In spite of this, there is evidence to suggest that it is the understandable component of FBU that has had the greatest positive impact upon reporting; primarily in terms of cohesion. In order for a report as a whole to be considered understandable, it should not be disjointed or repetitive, and should tell a complete and easy to follow story. Since the introduction of this requirement there has been considerably more effort employed to create cohesive annual reports, and reporting standards across the board have elevated appreciably as a result.

To illustrate, good examples of understandable reporting include presenting a complicated strategy (that would normally only be accessible to readers with an academic background in business/finance) with the use of an analogy, or providing a comprehensive explanation of the significance of the KPIs chosen to evaluate a company’s performance.

With regard to the fair and balanced components, many consider them to be fairly inseparable. The fair element requires reports to present a complete account of the company’s position, performance and outlook, whilst the balanced element requires that a mixture of both positive and negative content is provided. As such, it is difficult to satisfy one of these components without simultaneously satisfying the other, and they can be considered to be broadly similar.

Some draw a subtle distinction, in that whilst in order to be balanced, a report must simply present both positive and negative information on the company while to be fair it must also present this information in a measured way, without exaggerating the significance of the positive and downplaying that of the negative. Whether this can be considered a truly organic distinction, or merely one fabricated out of semantics is open for debate.

Any statement by a Chairman or Director which offers commentary not only on the successes of the previous year but also on the shortcomings can be considered fair and balanced; as can an honest evaluation of performance against KPI targets set the previous year. Likewise, whilst it is practically unheard of to do so, including information on negative as well as positive feedback from employees on subjects such as training, development and management would constitute another sound example of fair and balanced reporting.

In summary, there is little doubt that the FBU requirement has dramatically improved annual reporting in the UK, in doing so benefiting stakeholders considerably and also helping companies to create more value within the documents they produce. In spite of this however, many would still argue that the FBU requirement is so lenient and accommodating that it too often fails to ensure that companies deliver a truly honest impression of their position, performance and outlook.

Many would argue that the most tangible benefits of the FBU requirement for annual reporting have been driven by the understandable component, and indeed from browsing a selection of the most recent FTSE 100 reports it is evident that even now many continue to openly flout the fair and balanced components.
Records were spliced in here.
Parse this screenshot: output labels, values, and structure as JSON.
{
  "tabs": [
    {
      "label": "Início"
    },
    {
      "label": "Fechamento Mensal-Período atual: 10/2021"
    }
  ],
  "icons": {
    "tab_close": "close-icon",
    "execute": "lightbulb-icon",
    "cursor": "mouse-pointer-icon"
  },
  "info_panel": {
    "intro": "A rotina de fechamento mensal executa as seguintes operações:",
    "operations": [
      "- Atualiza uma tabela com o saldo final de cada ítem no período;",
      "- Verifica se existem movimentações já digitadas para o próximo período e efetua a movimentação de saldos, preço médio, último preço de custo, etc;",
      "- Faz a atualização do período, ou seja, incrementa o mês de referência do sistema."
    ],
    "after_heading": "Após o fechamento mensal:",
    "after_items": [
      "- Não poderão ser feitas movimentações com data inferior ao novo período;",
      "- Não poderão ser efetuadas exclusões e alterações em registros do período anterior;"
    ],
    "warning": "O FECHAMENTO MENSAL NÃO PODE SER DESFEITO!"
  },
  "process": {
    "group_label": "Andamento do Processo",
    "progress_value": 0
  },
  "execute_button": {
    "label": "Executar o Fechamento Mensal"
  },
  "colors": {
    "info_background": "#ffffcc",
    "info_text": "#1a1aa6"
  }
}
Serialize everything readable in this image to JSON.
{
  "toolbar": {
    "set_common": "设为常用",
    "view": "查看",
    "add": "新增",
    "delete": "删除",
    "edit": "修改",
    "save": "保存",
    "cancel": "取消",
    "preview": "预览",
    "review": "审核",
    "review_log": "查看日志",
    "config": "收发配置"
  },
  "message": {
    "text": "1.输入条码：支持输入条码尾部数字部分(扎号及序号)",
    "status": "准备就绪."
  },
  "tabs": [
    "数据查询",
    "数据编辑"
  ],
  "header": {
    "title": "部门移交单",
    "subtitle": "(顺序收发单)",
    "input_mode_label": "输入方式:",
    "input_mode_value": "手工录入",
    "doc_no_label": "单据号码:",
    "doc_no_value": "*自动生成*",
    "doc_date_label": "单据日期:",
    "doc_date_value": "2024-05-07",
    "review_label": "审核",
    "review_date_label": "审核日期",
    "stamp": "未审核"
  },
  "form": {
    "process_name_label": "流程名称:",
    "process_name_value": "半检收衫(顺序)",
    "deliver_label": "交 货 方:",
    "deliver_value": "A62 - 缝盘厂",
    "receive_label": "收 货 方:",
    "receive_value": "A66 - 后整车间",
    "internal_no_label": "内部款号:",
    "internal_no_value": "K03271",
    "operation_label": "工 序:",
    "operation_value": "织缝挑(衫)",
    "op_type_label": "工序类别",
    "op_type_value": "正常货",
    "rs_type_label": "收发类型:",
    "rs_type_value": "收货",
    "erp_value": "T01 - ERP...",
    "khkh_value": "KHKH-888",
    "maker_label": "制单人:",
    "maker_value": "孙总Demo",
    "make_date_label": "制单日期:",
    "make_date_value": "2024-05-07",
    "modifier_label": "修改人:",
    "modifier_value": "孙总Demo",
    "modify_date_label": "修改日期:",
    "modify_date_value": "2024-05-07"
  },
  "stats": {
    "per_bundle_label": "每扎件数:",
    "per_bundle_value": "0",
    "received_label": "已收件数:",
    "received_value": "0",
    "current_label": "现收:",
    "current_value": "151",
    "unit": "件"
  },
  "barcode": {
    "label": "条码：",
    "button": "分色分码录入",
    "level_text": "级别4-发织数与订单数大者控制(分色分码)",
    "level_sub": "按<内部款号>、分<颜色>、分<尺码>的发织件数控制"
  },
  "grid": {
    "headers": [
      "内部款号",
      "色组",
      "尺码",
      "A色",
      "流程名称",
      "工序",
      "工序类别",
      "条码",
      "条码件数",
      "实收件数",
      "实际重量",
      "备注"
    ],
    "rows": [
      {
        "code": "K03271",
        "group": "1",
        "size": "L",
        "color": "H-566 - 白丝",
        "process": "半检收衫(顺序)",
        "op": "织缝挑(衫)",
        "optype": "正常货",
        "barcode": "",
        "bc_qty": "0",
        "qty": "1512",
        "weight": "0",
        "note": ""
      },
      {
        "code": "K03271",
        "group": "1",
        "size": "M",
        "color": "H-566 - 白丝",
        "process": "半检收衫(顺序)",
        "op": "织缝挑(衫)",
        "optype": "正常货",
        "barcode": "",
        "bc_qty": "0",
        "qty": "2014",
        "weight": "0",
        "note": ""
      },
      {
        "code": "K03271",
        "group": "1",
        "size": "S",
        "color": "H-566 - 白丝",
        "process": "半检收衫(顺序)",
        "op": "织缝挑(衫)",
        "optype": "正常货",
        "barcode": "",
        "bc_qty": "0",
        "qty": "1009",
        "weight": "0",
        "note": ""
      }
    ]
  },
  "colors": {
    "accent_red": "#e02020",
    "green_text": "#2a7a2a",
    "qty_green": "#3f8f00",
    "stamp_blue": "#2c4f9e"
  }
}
Nonetheless, the FBU requirement provides an excellent guidance framework for companies who wish to excel in their annual reporting and IR in general, and in this regard also remains fundamental to the work done here at Jones and Palmer. To find out how we can help with your corporate reporting, talk to a member of our team.